June is a banker in New York City who has the unenviable job of delivering foreclosures to small businesses. She's good at it, but deep down doesn't enjoy her job at all. A letter arrives from Seattle, informing June that her Great Aunt Ruby has died and left June her bookstore, Bluebird Books. June is grief stricken at the thought of Ruby being gone, and regrets that her job has taken her so far away and kept her from visiting Ruby--now it's too late. June takes a week's vacation to visit Seattle and plans on clearing out Bluebird Books, selling the store, and returning to her life in New York City.
Once in Seattle, June finds a letter from Ruby, imploring June to remember how much she loved Bluebird Books, and how she's meant to take it over and keep reminding the children of Seattle how important books and bookstores are to this world. In addition to the letter, June finds correspondence between Ruby and Margaret Wise Brown from the 1940's when Bluebird was in it's infancy. Ruby and Margaret met at school--Margaret the teacher, Ruby the student. They formed an immediate bond, and kept up their friendship through letters and visits. June suspects there is much more--were Ruby and her bookstore the inspiration for Margaret's most famous book, Goodnight Moon?
There is much more to this book, of course. Ruby, Margaret, and June all have estranged sisters, and each struggles to overcome bitter feelings in order to form loving relationships with their sisters. Are any of them successful? And June finds out so much about the Ruby before June knew her as Aunt. It is true we all have such stories to tell about lives; stories lived in the spaces of our hearts and minds that are precious and not always obvious to others.
I so loved this book. It is, of course, most of all about being happy and living your life doing what you love. If we could all do that, how much happier and brighter this world would be for everyone. And anyone who is a fan of books, actual physical bookstores, and the transformative power of reading will also adore this book. I have seen children's faces light up when they are given a book, or have eagerly waited for a favorite author's latest novel. Books are truly one of the best things in life. And bookstores--for all those who say they are dying, you are wrong. As long as we continue to cherish books and the hallowed places that keep them for us, patiently waiting for someone to take them home and make them part of their lives...well, bookstores will always survive. Have you been to one lately? If not, maybe it's time. Put down the mouse and find your nearest bookstore and remember the thrill of walking in as a small child, smelling the paper, and knowing somewhere on those shelves there was a book waiting just for you. Magic.
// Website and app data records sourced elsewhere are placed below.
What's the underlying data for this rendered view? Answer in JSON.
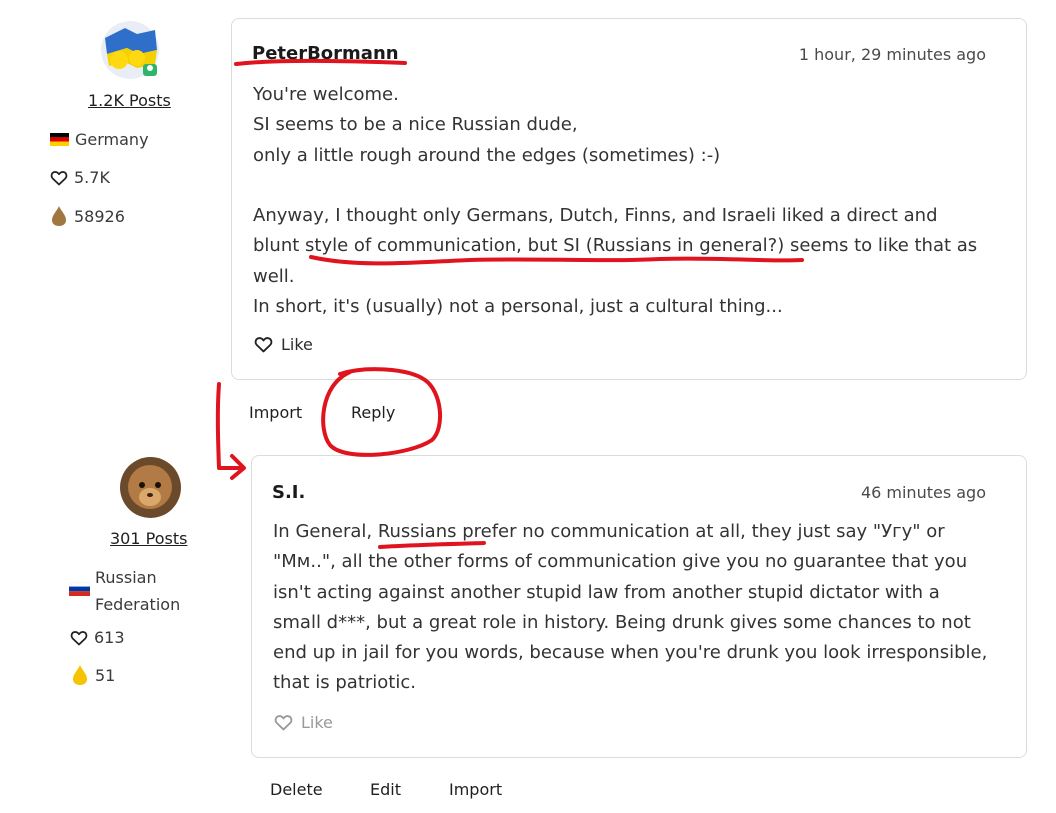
{
  "post1": {
    "author": {
      "posts_label": "1.2K Posts",
      "country": "Germany",
      "likes": "5.7K",
      "points": "58926",
      "flag_colors": [
        "#000000",
        "#dd0000",
        "#ffce00"
      ],
      "points_color": "#a0773e"
    },
    "username": "PeterBormann",
    "timestamp": "1 hour, 29 minutes ago",
    "lines": [
      "You're welcome.",
      "SI seems to be a nice Russian dude,",
      "only a little rough around the edges (sometimes) :-)",
      "",
      "Anyway, I thought only Germans, Dutch, Finns, and Israeli liked a direct and",
      "blunt style of communication, but SI (Russians in general?) seems to like that as",
      "well.",
      "In short, it's (usually) not a personal, just a cultural thing..."
    ],
    "like_label": "Like",
    "actions": [
      "Import",
      "Reply"
    ]
  },
  "post2": {
    "author": {
      "posts_label": "301 Posts",
      "country_line1": "Russian",
      "country_line2": "Federation",
      "likes": "613",
      "points": "51",
      "flag_colors": [
        "#ffffff",
        "#0039a6",
        "#d52b1e"
      ],
      "points_color": "#f5c400"
    },
    "username": "S.I.",
    "timestamp": "46 minutes ago",
    "lines": [
      "In General, Russians prefer no communication at all, they just say \"Угу\" or",
      "\"Мм..\", all the other forms of communication give you no guarantee that you",
      "isn't acting against another stupid law from another stupid dictator with a",
      "small d***, but a great role in history. Being drunk gives some chances to not",
      "end up in jail for you words, because when you're drunk you look irresponsible,",
      "that is patriotic."
    ],
    "like_label": "Like",
    "actions": [
      "Delete",
      "Edit",
      "Import"
    ]
  },
  "annotation_color": "#e0141e"
}
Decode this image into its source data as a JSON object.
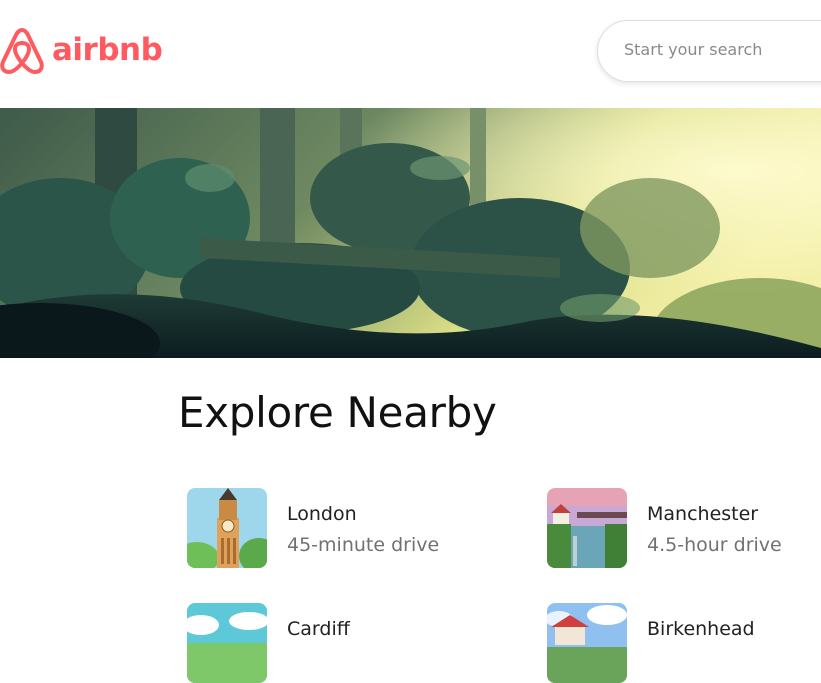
{
  "header": {
    "brand": "airbnb",
    "brand_color": "#FF5A5F",
    "logo_icon": "airbnb-belo-icon",
    "search_placeholder": "Start your search"
  },
  "hero": {
    "image": "forest-illustration"
  },
  "explore": {
    "title": "Explore Nearby",
    "items": [
      {
        "city": "London",
        "distance": "45-minute drive",
        "thumb": "big-ben-illustration"
      },
      {
        "city": "Manchester",
        "distance": "4.5-hour drive",
        "thumb": "canal-bridge-illustration"
      },
      {
        "city": "Cardiff",
        "distance": "",
        "thumb": "sky-clouds-illustration"
      },
      {
        "city": "Birkenhead",
        "distance": "",
        "thumb": "sky-house-illustration"
      }
    ]
  }
}
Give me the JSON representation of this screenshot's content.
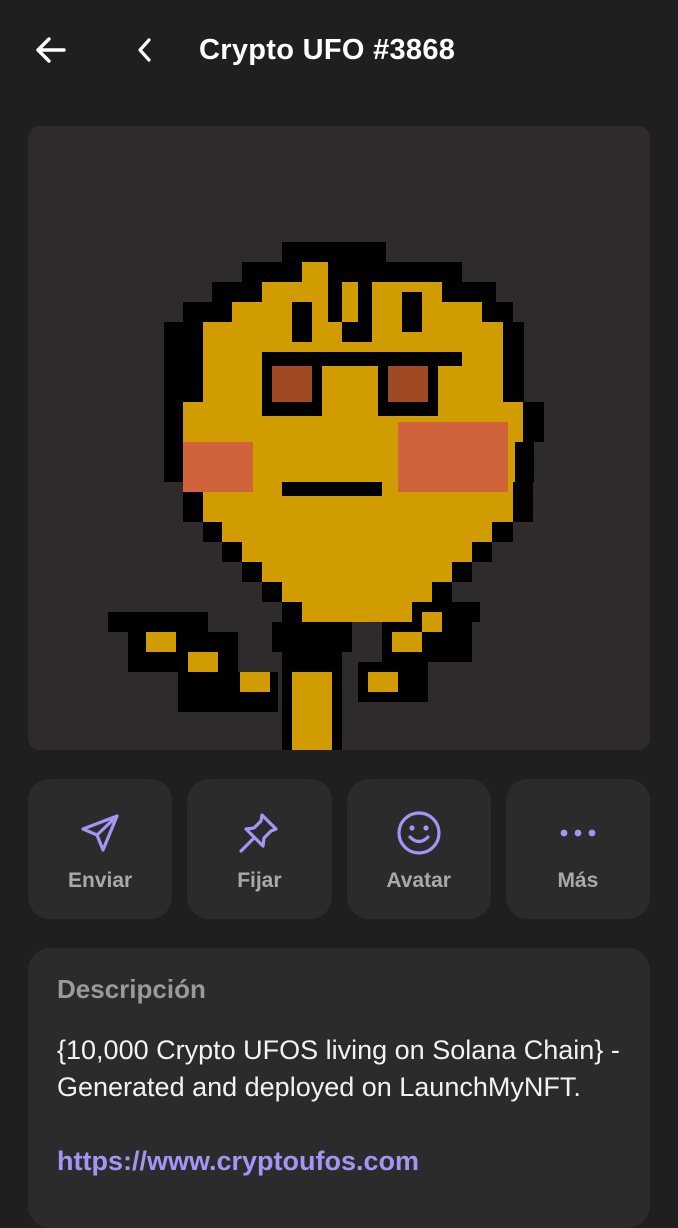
{
  "header": {
    "title": "Crypto UFO #3868",
    "back_icon": "arrow-left-icon",
    "nav_icon": "chevron-left-icon"
  },
  "nft": {
    "background_color": "#2f2a2b",
    "primary_color": "#d19c00",
    "cheek_color": "#d0633a",
    "eye_color": "#a04a24",
    "outline_color": "#000000"
  },
  "actions": [
    {
      "label": "Enviar",
      "icon": "send-icon"
    },
    {
      "label": "Fijar",
      "icon": "pin-icon"
    },
    {
      "label": "Avatar",
      "icon": "smiley-icon"
    },
    {
      "label": "Más",
      "icon": "more-dots-icon"
    }
  ],
  "description": {
    "heading": "Descripción",
    "text": "{10,000 Crypto UFOS living on Solana Chain} - Generated and deployed on LaunchMyNFT.",
    "link": "https://www.cryptoufos.com"
  },
  "colors": {
    "background": "#1f1f1f",
    "card": "#2b2b2b",
    "accent": "#a694f5",
    "label": "#a9a9a9"
  }
}
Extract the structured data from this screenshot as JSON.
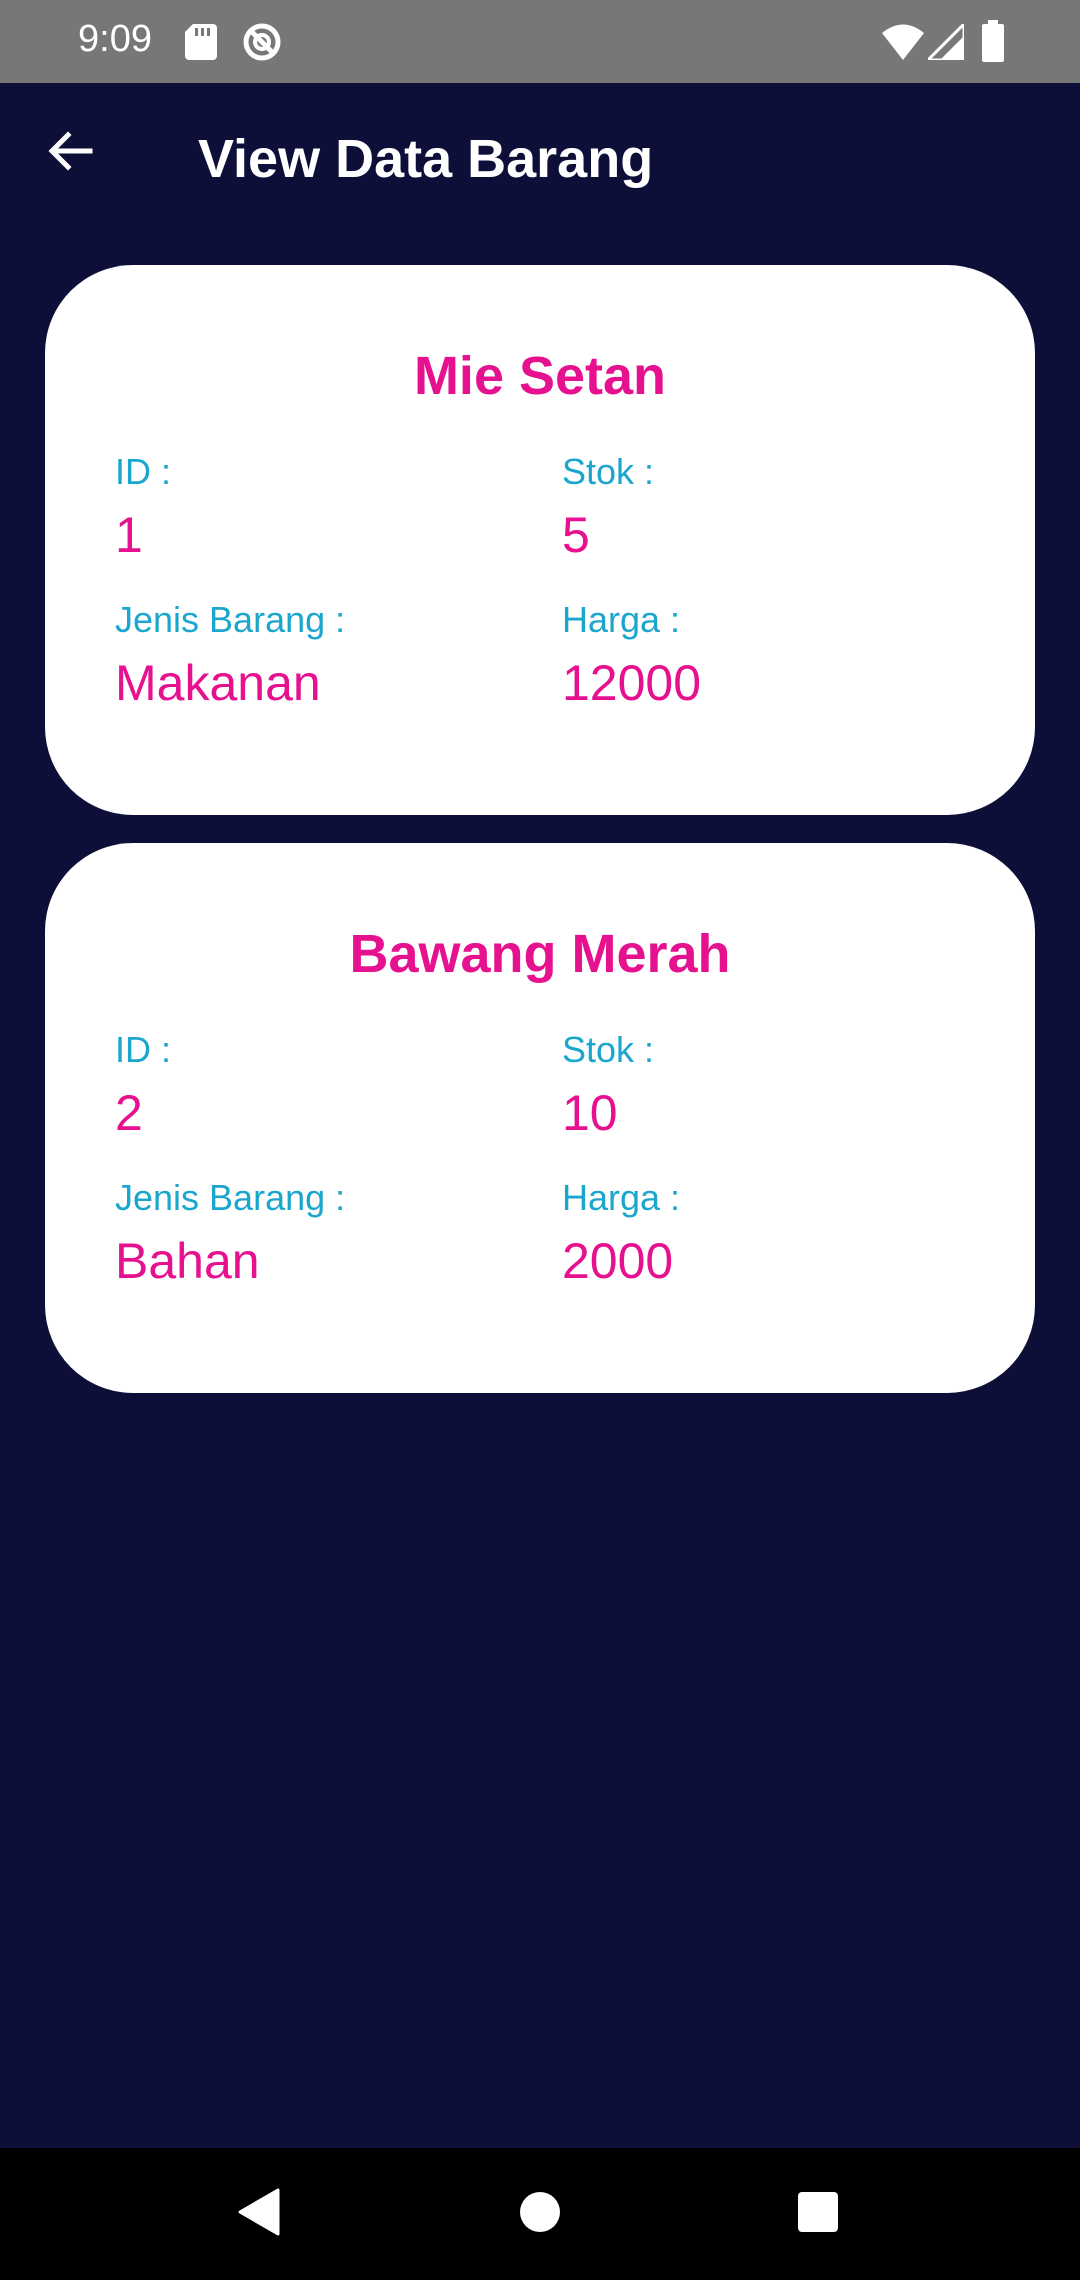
{
  "status_bar": {
    "time": "9:09",
    "icons_left": [
      "sd-card-icon",
      "do-not-disturb-icon"
    ],
    "icons_right": [
      "wifi-icon",
      "cellular-signal-icon",
      "battery-icon"
    ]
  },
  "app_bar": {
    "back_icon": "arrow-left-icon",
    "title": "View Data Barang"
  },
  "colors": {
    "background": "#0e0f38",
    "card": "#ffffff",
    "accent_pink": "#e6118f",
    "label_blue": "#1ba6cd",
    "status_bar": "#777777"
  },
  "items": [
    {
      "name": "Mie Setan",
      "id_label": "ID :",
      "id": "1",
      "stok_label": "Stok :",
      "stok": "5",
      "jenis_label": "Jenis Barang :",
      "jenis": "Makanan",
      "harga_label": "Harga :",
      "harga": "12000"
    },
    {
      "name": "Bawang Merah",
      "id_label": "ID :",
      "id": "2",
      "stok_label": "Stok :",
      "stok": "10",
      "jenis_label": "Jenis Barang :",
      "jenis": "Bahan",
      "harga_label": "Harga :",
      "harga": "2000"
    }
  ],
  "nav_bar": {
    "buttons": [
      "back-triangle-icon",
      "home-circle-icon",
      "recents-square-icon"
    ]
  }
}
Rating: 8/10 for a unique story with characters you can't help but love.
Available in paperback, e-book, and audio.